A Mother's Diary

Fiorella Nash FAITH Magazine May-June 2006

“I don’t know what all the fuss is about,” my grandmother-in-law commented, when I made the mistake of telling her that I was starting antenatal classes. “Just take deep breaths and push. That’s what the rest of us did.”

I am not sure quite what I was expecting when the Parentcraft invitation slipped through my door. I had already turned down pregnancy yoga classes on the grounds that I would be the annoying person who giggled at some crucial moment in the meditation and ruined it for everyone else. I think I imagined that Parentcraft sessions would involve E and I running the gauntlet of breathing exercises, beanbags, whale music and thinking beautiful thoughts that I had heard about on the urban myth circuit. I was pleasantly disappointed at how practical it was – not a beanbag in sight and only one relaxation exercise with the lights off. If anything, the only notable thing about it was that we were visibly the youngest couple present. Everyone else was at least in their thirties; grown-ups who couldafford slick new maternity clothes, aerobics DVDs and birthing balls [I didn’t even have the nerve to ask what a birthing ball actually is]. By contrast, we felt like a pair of scruffy kids who had had to ask our parents’ permission to be out so late.

The average age in the UK for a first birth [note first birth not first conception, the distinction is significant] is now twenty-nine years of age and will shortly be over thirty as more and more women postpone motherhood until their thirties and forties. The serious medical consequences of this trend are finally being openly discussed and make for alarming bedtime reading. Women in their thirties and forties have diminished fertility, are at higher risk of miscarriage and are more likely to experience birth complications requiring a caesarean section. E and I ought by rights to be feeling very pleased with ourselves for being responsible enough to start making babies nice and young, i.e. at the time at which nature intended women to have them, but this is no longer regarded asresponsible or even normal behaviour by society.

“I wouldn’t have been in quite such a hurry myself,” commented a friend when she found out, which made a refreshing variation on “babies already?” and “gosh, you’re a bit keen!”
The amusing thing is that the more society treats you like a child, the more you start to play up to it. “Why can’t the stork just bring them?” I found myself asking aloud after a recent Cambridge Faith Forum talk.

“Is there something I need to explain to you about where babies come from?” answered a priest.
“Oh, so the stork can’t bring them then?”
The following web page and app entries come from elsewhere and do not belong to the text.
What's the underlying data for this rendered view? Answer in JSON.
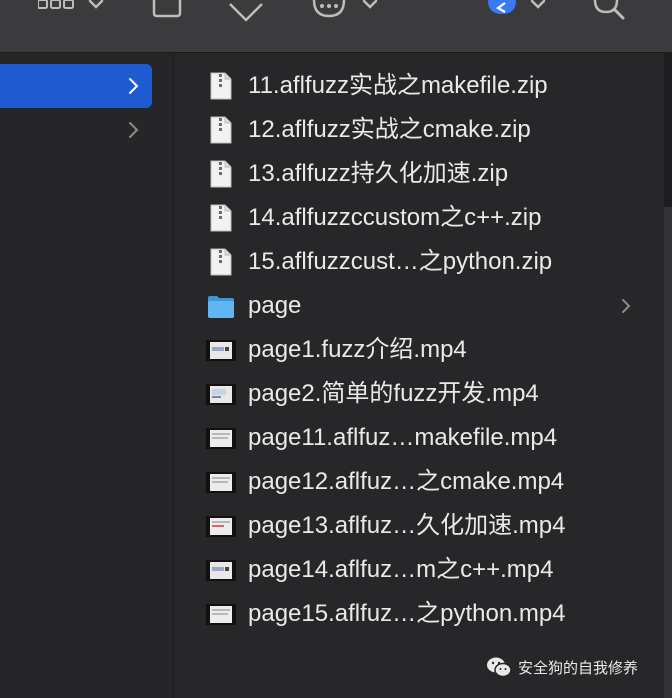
{
  "files": [
    {
      "name": "11.aflfuzz实战之makefile.zip",
      "type": "zip"
    },
    {
      "name": "12.aflfuzz实战之cmake.zip",
      "type": "zip"
    },
    {
      "name": "13.aflfuzz持久化加速.zip",
      "type": "zip"
    },
    {
      "name": "14.aflfuzzccustom之c++.zip",
      "type": "zip"
    },
    {
      "name": "15.aflfuzzcust…之python.zip",
      "type": "zip"
    },
    {
      "name": "page",
      "type": "folder"
    },
    {
      "name": "page1.fuzz介绍.mp4",
      "type": "video"
    },
    {
      "name": "page2.简单的fuzz开发.mp4",
      "type": "video"
    },
    {
      "name": "page11.aflfuz…makefile.mp4",
      "type": "video"
    },
    {
      "name": "page12.aflfuz…之cmake.mp4",
      "type": "video"
    },
    {
      "name": "page13.aflfuz…久化加速.mp4",
      "type": "video"
    },
    {
      "name": "page14.aflfuz…m之c++.mp4",
      "type": "video"
    },
    {
      "name": "page15.aflfuz…之python.mp4",
      "type": "video"
    }
  ],
  "watermark": {
    "text": "安全狗的自我修养"
  },
  "colors": {
    "selection": "#1f5bd0",
    "folder": "#5fb6f1",
    "background": "#272729"
  }
}
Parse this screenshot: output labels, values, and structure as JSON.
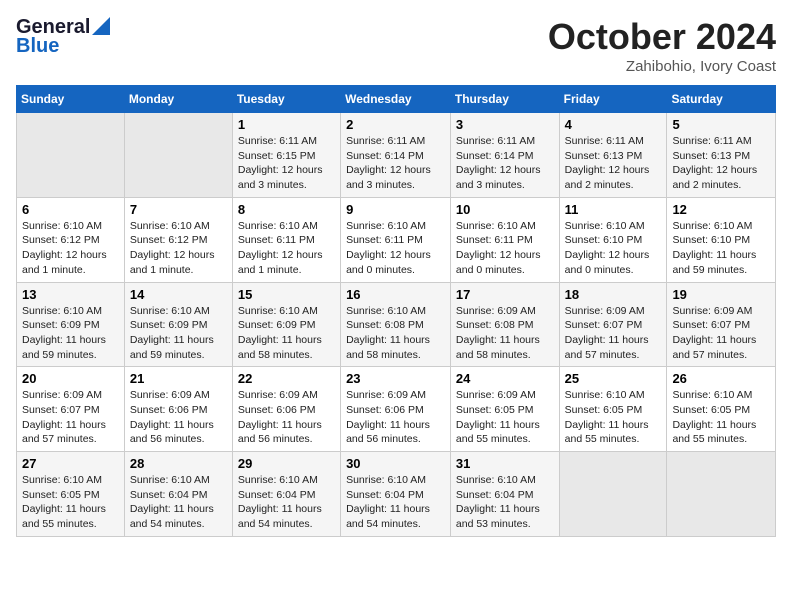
{
  "header": {
    "logo_line1": "General",
    "logo_line2": "Blue",
    "month": "October 2024",
    "location": "Zahibohio, Ivory Coast"
  },
  "days_of_week": [
    "Sunday",
    "Monday",
    "Tuesday",
    "Wednesday",
    "Thursday",
    "Friday",
    "Saturday"
  ],
  "weeks": [
    [
      {
        "day": "",
        "content": ""
      },
      {
        "day": "",
        "content": ""
      },
      {
        "day": "1",
        "content": "Sunrise: 6:11 AM\nSunset: 6:15 PM\nDaylight: 12 hours and 3 minutes."
      },
      {
        "day": "2",
        "content": "Sunrise: 6:11 AM\nSunset: 6:14 PM\nDaylight: 12 hours and 3 minutes."
      },
      {
        "day": "3",
        "content": "Sunrise: 6:11 AM\nSunset: 6:14 PM\nDaylight: 12 hours and 3 minutes."
      },
      {
        "day": "4",
        "content": "Sunrise: 6:11 AM\nSunset: 6:13 PM\nDaylight: 12 hours and 2 minutes."
      },
      {
        "day": "5",
        "content": "Sunrise: 6:11 AM\nSunset: 6:13 PM\nDaylight: 12 hours and 2 minutes."
      }
    ],
    [
      {
        "day": "6",
        "content": "Sunrise: 6:10 AM\nSunset: 6:12 PM\nDaylight: 12 hours and 1 minute."
      },
      {
        "day": "7",
        "content": "Sunrise: 6:10 AM\nSunset: 6:12 PM\nDaylight: 12 hours and 1 minute."
      },
      {
        "day": "8",
        "content": "Sunrise: 6:10 AM\nSunset: 6:11 PM\nDaylight: 12 hours and 1 minute."
      },
      {
        "day": "9",
        "content": "Sunrise: 6:10 AM\nSunset: 6:11 PM\nDaylight: 12 hours and 0 minutes."
      },
      {
        "day": "10",
        "content": "Sunrise: 6:10 AM\nSunset: 6:11 PM\nDaylight: 12 hours and 0 minutes."
      },
      {
        "day": "11",
        "content": "Sunrise: 6:10 AM\nSunset: 6:10 PM\nDaylight: 12 hours and 0 minutes."
      },
      {
        "day": "12",
        "content": "Sunrise: 6:10 AM\nSunset: 6:10 PM\nDaylight: 11 hours and 59 minutes."
      }
    ],
    [
      {
        "day": "13",
        "content": "Sunrise: 6:10 AM\nSunset: 6:09 PM\nDaylight: 11 hours and 59 minutes."
      },
      {
        "day": "14",
        "content": "Sunrise: 6:10 AM\nSunset: 6:09 PM\nDaylight: 11 hours and 59 minutes."
      },
      {
        "day": "15",
        "content": "Sunrise: 6:10 AM\nSunset: 6:09 PM\nDaylight: 11 hours and 58 minutes."
      },
      {
        "day": "16",
        "content": "Sunrise: 6:10 AM\nSunset: 6:08 PM\nDaylight: 11 hours and 58 minutes."
      },
      {
        "day": "17",
        "content": "Sunrise: 6:09 AM\nSunset: 6:08 PM\nDaylight: 11 hours and 58 minutes."
      },
      {
        "day": "18",
        "content": "Sunrise: 6:09 AM\nSunset: 6:07 PM\nDaylight: 11 hours and 57 minutes."
      },
      {
        "day": "19",
        "content": "Sunrise: 6:09 AM\nSunset: 6:07 PM\nDaylight: 11 hours and 57 minutes."
      }
    ],
    [
      {
        "day": "20",
        "content": "Sunrise: 6:09 AM\nSunset: 6:07 PM\nDaylight: 11 hours and 57 minutes."
      },
      {
        "day": "21",
        "content": "Sunrise: 6:09 AM\nSunset: 6:06 PM\nDaylight: 11 hours and 56 minutes."
      },
      {
        "day": "22",
        "content": "Sunrise: 6:09 AM\nSunset: 6:06 PM\nDaylight: 11 hours and 56 minutes."
      },
      {
        "day": "23",
        "content": "Sunrise: 6:09 AM\nSunset: 6:06 PM\nDaylight: 11 hours and 56 minutes."
      },
      {
        "day": "24",
        "content": "Sunrise: 6:09 AM\nSunset: 6:05 PM\nDaylight: 11 hours and 55 minutes."
      },
      {
        "day": "25",
        "content": "Sunrise: 6:10 AM\nSunset: 6:05 PM\nDaylight: 11 hours and 55 minutes."
      },
      {
        "day": "26",
        "content": "Sunrise: 6:10 AM\nSunset: 6:05 PM\nDaylight: 11 hours and 55 minutes."
      }
    ],
    [
      {
        "day": "27",
        "content": "Sunrise: 6:10 AM\nSunset: 6:05 PM\nDaylight: 11 hours and 55 minutes."
      },
      {
        "day": "28",
        "content": "Sunrise: 6:10 AM\nSunset: 6:04 PM\nDaylight: 11 hours and 54 minutes."
      },
      {
        "day": "29",
        "content": "Sunrise: 6:10 AM\nSunset: 6:04 PM\nDaylight: 11 hours and 54 minutes."
      },
      {
        "day": "30",
        "content": "Sunrise: 6:10 AM\nSunset: 6:04 PM\nDaylight: 11 hours and 54 minutes."
      },
      {
        "day": "31",
        "content": "Sunrise: 6:10 AM\nSunset: 6:04 PM\nDaylight: 11 hours and 53 minutes."
      },
      {
        "day": "",
        "content": ""
      },
      {
        "day": "",
        "content": ""
      }
    ]
  ]
}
One of the most distressing pieces of information I received before going on maternity leave was that Amnesty International is currently holding a consultation on whether it should adopt a pro-abortion policy. To some extent, the debate is already over for Catholics as Amnesty sold the pass on sexuality years ago; the organisation already supports a right to contraception including the abortifacient morning-after pill, which it claims does not cause abortion, and affirms ‘sexual rights’, a term which includes such gems as the right to a pleasurable sex life. Sweet as it is of Amnesty to affirm my right to an entertaining night in with my husband [or anybody else for that matter] I find it hard to believe that there are so few prisoners of conscience left in the world that Amnesty has theresources to waste on these matters.

The consultation to date has not filled me with much hope. The material Amnesty has produced has been strongly pro-abortion and a seminar held in London last year was addressed by exclusively pro-abortion speakers. However, on the off chance that someone out there is listening, I would like to make my contribution to the debate:

Dear Amnesty,
You will not know who I am, but over twenty years ago your organisation came to the aid of my father when he was a prisoner of conscience in our motherland. You believed in his innocence and campaigned on his behalf, ensuring that his plight was not forgotten.

I have never forgotten the debt that my family owe you and over the years I have rattled tins, waved banners, written letters and sat in a damp cage for hours at a time – small actions that conveyed my gratitude to Amnesty for standing by my father when he would otherwise have stood alone.
But now I come to you with another request and ask you to listen to what I have to say.

I am in the final stages of my first pregnancy. I am carrying a boy, my father’s first grandchild, and I want to ask you this: please uphold the rights of my unborn son as you once upheld my father’s rights. You protected my father when he was defenceless, but my son is more powerless than my father was and has no voice, yet you are seriously contemplating siding with those who would deprive him of the most fundamental human right of all. Please do not fall into the trap that so many corrupt regimes fall into, of stripping an inconvenient section of the human family of its rights. Please do not turn your back on forty years of human rights work for the sake of embracing a flawed ideology. Your current slogan is ‘protect the human’. Please do so.

Faith Magazine

May - June 2006